Paper transistor Could offer alternative to silicon
“The problem with silicon is that it is toxic and fragile,” Kim Jaehwan PhysOrg.com. “An increase in polymer transistors can solve the problem of fragility, but many of these polymers are also toxic to humans and may also produce a large amount of pollution in their manufacture.”
Kim is a scientist at the University of INHA in South Korea. Along with Sungryul Yun, Sang-Dong Jang, Gyu-Young Yun and Joo-Hyung Kim, Kim has been studying how to develop a transistor that is more environmentally friendly and meets the requirements of flexibility and ease of use in the advancement of electronic devices. “What we found,” he says, “is that it is possible to make a transistor of a special kind of paper pulp.” The results of the team’s efforts are available in Applied Physics Letters: “The paper made with transistors covalently multiwall carbon nanotubes and cellulose.”

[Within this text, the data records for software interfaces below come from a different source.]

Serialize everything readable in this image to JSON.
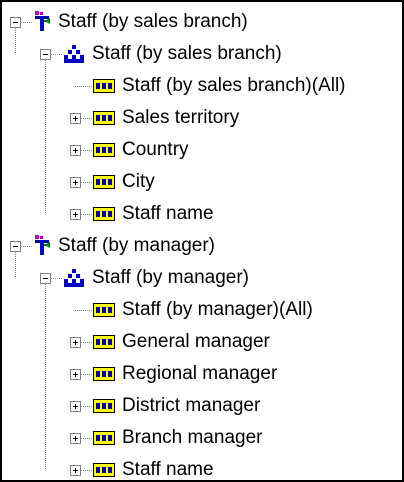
{
  "tree": {
    "roots": [
      {
        "label": "Staff (by sales branch)",
        "icon": "dimension-icon",
        "expanded": true,
        "hierarchy": {
          "label": "Staff (by sales branch)",
          "icon": "hierarchy-icon",
          "expanded": true,
          "levels": [
            {
              "label": "Staff (by sales branch)(All)",
              "icon": "level-icon",
              "expander": "none"
            },
            {
              "label": "Sales territory",
              "icon": "level-icon",
              "expander": "plus"
            },
            {
              "label": "Country",
              "icon": "level-icon",
              "expander": "plus"
            },
            {
              "label": "City",
              "icon": "level-icon",
              "expander": "plus"
            },
            {
              "label": "Staff name",
              "icon": "level-icon",
              "expander": "plus"
            }
          ]
        }
      },
      {
        "label": "Staff (by manager)",
        "icon": "dimension-icon",
        "expanded": true,
        "hierarchy": {
          "label": "Staff (by manager)",
          "icon": "hierarchy-icon",
          "expanded": true,
          "levels": [
            {
              "label": "Staff (by manager)(All)",
              "icon": "level-icon",
              "expander": "none"
            },
            {
              "label": "General manager",
              "icon": "level-icon",
              "expander": "plus"
            },
            {
              "label": "Regional manager",
              "icon": "level-icon",
              "expander": "plus"
            },
            {
              "label": "District manager",
              "icon": "level-icon",
              "expander": "plus"
            },
            {
              "label": "Branch manager",
              "icon": "level-icon",
              "expander": "plus"
            },
            {
              "label": "Staff name",
              "icon": "level-icon",
              "expander": "plus"
            }
          ]
        }
      }
    ]
  },
  "colors": {
    "connector": "#808080",
    "dimension_blue": "#0000c0",
    "dimension_magenta": "#c000c0",
    "dimension_green": "#008000",
    "level_yellow": "#ffff00",
    "level_blue": "#0000a0"
  }
}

“This paper pulp is flexible and more environmentally friendly,” explains Kim. “We changed the cellulose paper that has the properties of a transistor. Nanontube We have added carbon to improve electrical properties of cellulose, since a transistor must be a semiconductor. We invented the transistor, tasted it and found that worked. ”
The South Korean team had to deposit the electrodes on the top and the bottom of the transistor to produce the appropriate electric field. “This is a very unique property,” Kim says. “This is a challenge of technology, placing electrodes and cables in this document, and the use of nanotubes as part of the transistor. You can see why there are challenges ahead for the full implementation of this.”
Although this is a good first step, Kim realizes that there is still much to be done before mass production of this type of transistor can move forward. “First, we must understand why this material offers an interesting phenomenon. They will also improve performance. While the works, the transistor can do better, and we must work on improving it.”
He continues: “We have to study the mechanics of the document and find out how it can be mass produced. Our laboratory can not start mass production, and we’re going to have to develop a system that can capture the only process required to make these transistors .
However, Kim is hoping that the answers can be found. “We’ve been working on this for about six years, and we are pleased with progress so far. Although this technology is not fully available to us immediately, we are still taking the first steps to make the transistors that are flexible, biocompatible and more environmentally sustainable. “
• Visit CRI EAPap from INHA University.
• Sungryul Yun, et. al., “Paper transistor made with covalently bonded multiwalled carbon nanotube and cellulose,” Applied Physics Letters (2009). Available online: http://link.aip.org/link/?APPLAB/95/104102/1.